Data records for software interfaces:
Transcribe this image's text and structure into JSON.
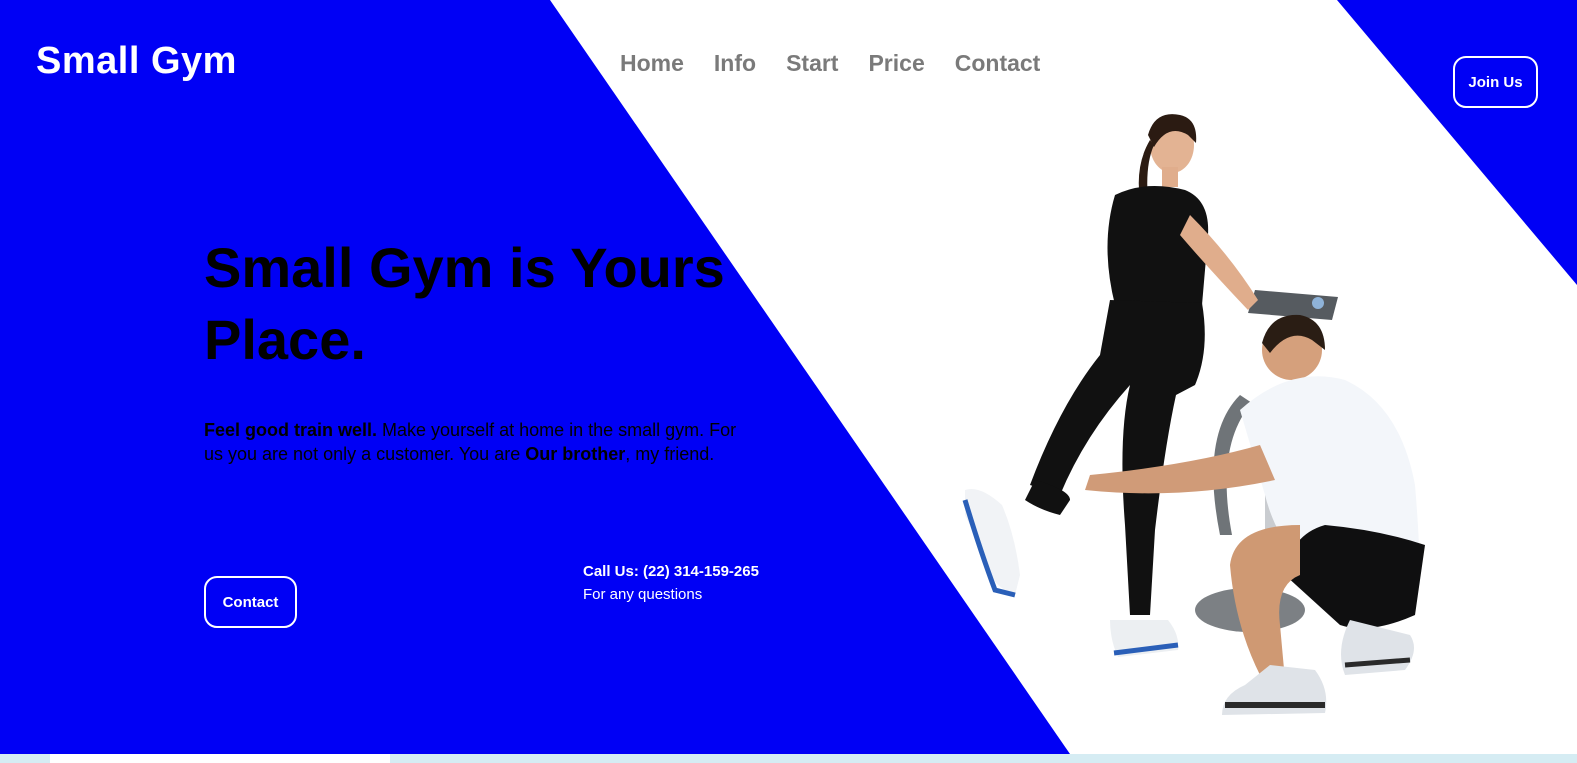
{
  "colors": {
    "primary_blue": "#0000f5",
    "white": "#ffffff",
    "nav_gray": "#7a7a7a",
    "text_dark": "#000000"
  },
  "header": {
    "brand": "Small Gym",
    "nav": [
      "Home",
      "Info",
      "Start",
      "Price",
      "Contact"
    ],
    "cta_label": "Join Us"
  },
  "hero": {
    "headline_line1": "Small Gym is Yours",
    "headline_line2": "Place.",
    "intro_bold_1": "Feel good train well.",
    "intro_text_1": " Make yourself at home in the small gym. For us you are not only a customer. You are ",
    "intro_bold_2": "Our brother",
    "intro_text_2": ", my friend.",
    "contact_button": "Contact",
    "call_label": "Call Us: (22) 314-159-265",
    "call_sub": "For any questions"
  },
  "image": {
    "subject": "woman-training-with-ems-suit-and-trainer"
  }
}
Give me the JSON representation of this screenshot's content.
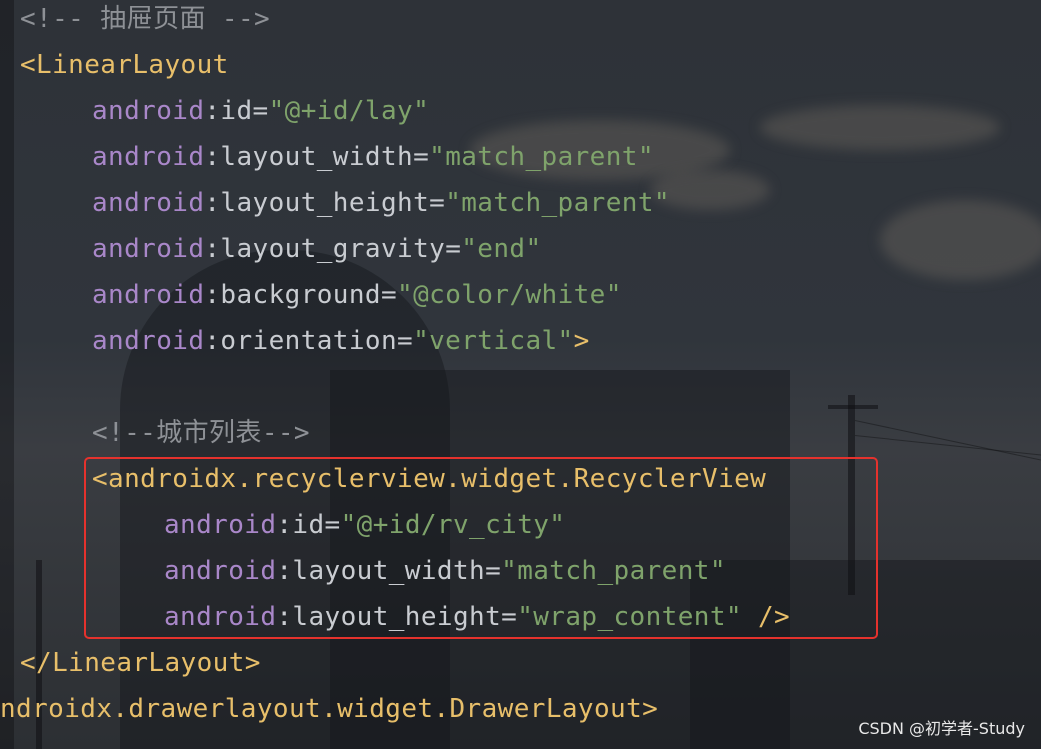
{
  "editor": {
    "lines": [
      {
        "indent": 0,
        "tokens": [
          {
            "t": "<!-- 抽屉页面 -->",
            "c": "comment"
          }
        ]
      },
      {
        "indent": 0,
        "tokens": [
          {
            "t": "<LinearLayout",
            "c": "tag"
          }
        ]
      },
      {
        "indent": 4,
        "tokens": [
          {
            "t": "android",
            "c": "ns"
          },
          {
            "t": ":id",
            "c": "attr"
          },
          {
            "t": "=",
            "c": "eq"
          },
          {
            "t": "\"@+id/lay\"",
            "c": "val"
          }
        ]
      },
      {
        "indent": 4,
        "tokens": [
          {
            "t": "android",
            "c": "ns"
          },
          {
            "t": ":layout_width",
            "c": "attr"
          },
          {
            "t": "=",
            "c": "eq"
          },
          {
            "t": "\"match_parent\"",
            "c": "val"
          }
        ]
      },
      {
        "indent": 4,
        "tokens": [
          {
            "t": "android",
            "c": "ns"
          },
          {
            "t": ":layout_height",
            "c": "attr"
          },
          {
            "t": "=",
            "c": "eq"
          },
          {
            "t": "\"match_parent\"",
            "c": "val"
          }
        ]
      },
      {
        "indent": 4,
        "tokens": [
          {
            "t": "android",
            "c": "ns"
          },
          {
            "t": ":layout_gravity",
            "c": "attr"
          },
          {
            "t": "=",
            "c": "eq"
          },
          {
            "t": "\"end\"",
            "c": "val"
          }
        ]
      },
      {
        "indent": 4,
        "tokens": [
          {
            "t": "android",
            "c": "ns"
          },
          {
            "t": ":background",
            "c": "attr"
          },
          {
            "t": "=",
            "c": "eq"
          },
          {
            "t": "\"@color/white\"",
            "c": "val"
          }
        ]
      },
      {
        "indent": 4,
        "tokens": [
          {
            "t": "android",
            "c": "ns"
          },
          {
            "t": ":orientation",
            "c": "attr"
          },
          {
            "t": "=",
            "c": "eq"
          },
          {
            "t": "\"vertical\"",
            "c": "val"
          },
          {
            "t": ">",
            "c": "tag"
          }
        ]
      },
      {
        "indent": 0,
        "tokens": []
      },
      {
        "indent": 4,
        "tokens": [
          {
            "t": "<!--城市列表-->",
            "c": "comment"
          }
        ]
      },
      {
        "indent": 4,
        "tokens": [
          {
            "t": "<androidx.recyclerview.widget.RecyclerView",
            "c": "tag"
          }
        ]
      },
      {
        "indent": 8,
        "tokens": [
          {
            "t": "android",
            "c": "ns"
          },
          {
            "t": ":id",
            "c": "attr"
          },
          {
            "t": "=",
            "c": "eq"
          },
          {
            "t": "\"@+id/rv_city\"",
            "c": "val"
          }
        ]
      },
      {
        "indent": 8,
        "tokens": [
          {
            "t": "android",
            "c": "ns"
          },
          {
            "t": ":layout_width",
            "c": "attr"
          },
          {
            "t": "=",
            "c": "eq"
          },
          {
            "t": "\"match_parent\"",
            "c": "val"
          }
        ]
      },
      {
        "indent": 8,
        "tokens": [
          {
            "t": "android",
            "c": "ns"
          },
          {
            "t": ":layout_height",
            "c": "attr"
          },
          {
            "t": "=",
            "c": "eq"
          },
          {
            "t": "\"wrap_content\"",
            "c": "val"
          },
          {
            "t": " />",
            "c": "tag"
          }
        ]
      },
      {
        "indent": 0,
        "tokens": [
          {
            "t": "</LinearLayout>",
            "c": "tag"
          }
        ]
      },
      {
        "indent": -1,
        "tokens": [
          {
            "t": "ndroidx.drawerlayout.widget.DrawerLayout>",
            "c": "tag"
          }
        ]
      }
    ]
  },
  "watermark": "CSDN @初学者-Study",
  "colors": {
    "comment": "#8e9196",
    "tag": "#e8bf6a",
    "namespace": "#a987c9",
    "attribute": "#c9ccd1",
    "value": "#7fa36b",
    "highlight_border": "#e5322d"
  }
}
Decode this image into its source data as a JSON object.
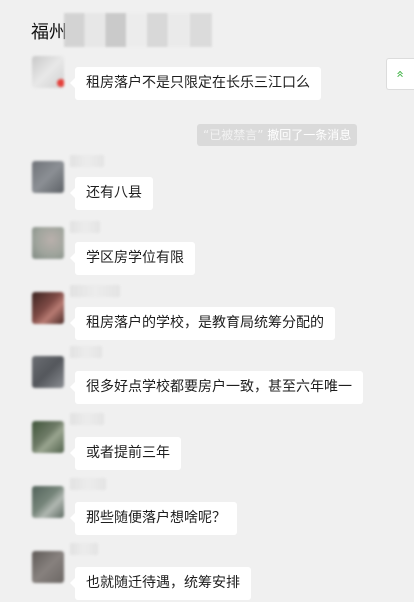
{
  "header": {
    "title": "福州"
  },
  "scroll_button": {
    "icon": "double-chevron-up-icon",
    "glyph": "≫"
  },
  "system_message": {
    "quoted_name": "“已被禁言”",
    "text": " 撤回了一条消息"
  },
  "messages": [
    {
      "text": "租房落户不是只限定在长乐三江口么"
    },
    {
      "text": "还有八县"
    },
    {
      "text": "学区房学位有限"
    },
    {
      "text": "租房落户的学校，是教育局统筹分配的"
    },
    {
      "text": "很多好点学校都要房户一致，甚至六年唯一"
    },
    {
      "text": "或者提前三年"
    },
    {
      "text": "那些随便落户想啥呢？"
    },
    {
      "text": "也就随迁待遇，统筹安排"
    }
  ],
  "colors": {
    "background": "#f0f0f0",
    "bubble": "#ffffff",
    "accent": "#44b549"
  }
}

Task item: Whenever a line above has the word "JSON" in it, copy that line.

Response to this exercise:
Transcribe this image's text and structure into JSON.
Give me the JSON representation of this screenshot's content.
Decode this image into its source data as a JSON object.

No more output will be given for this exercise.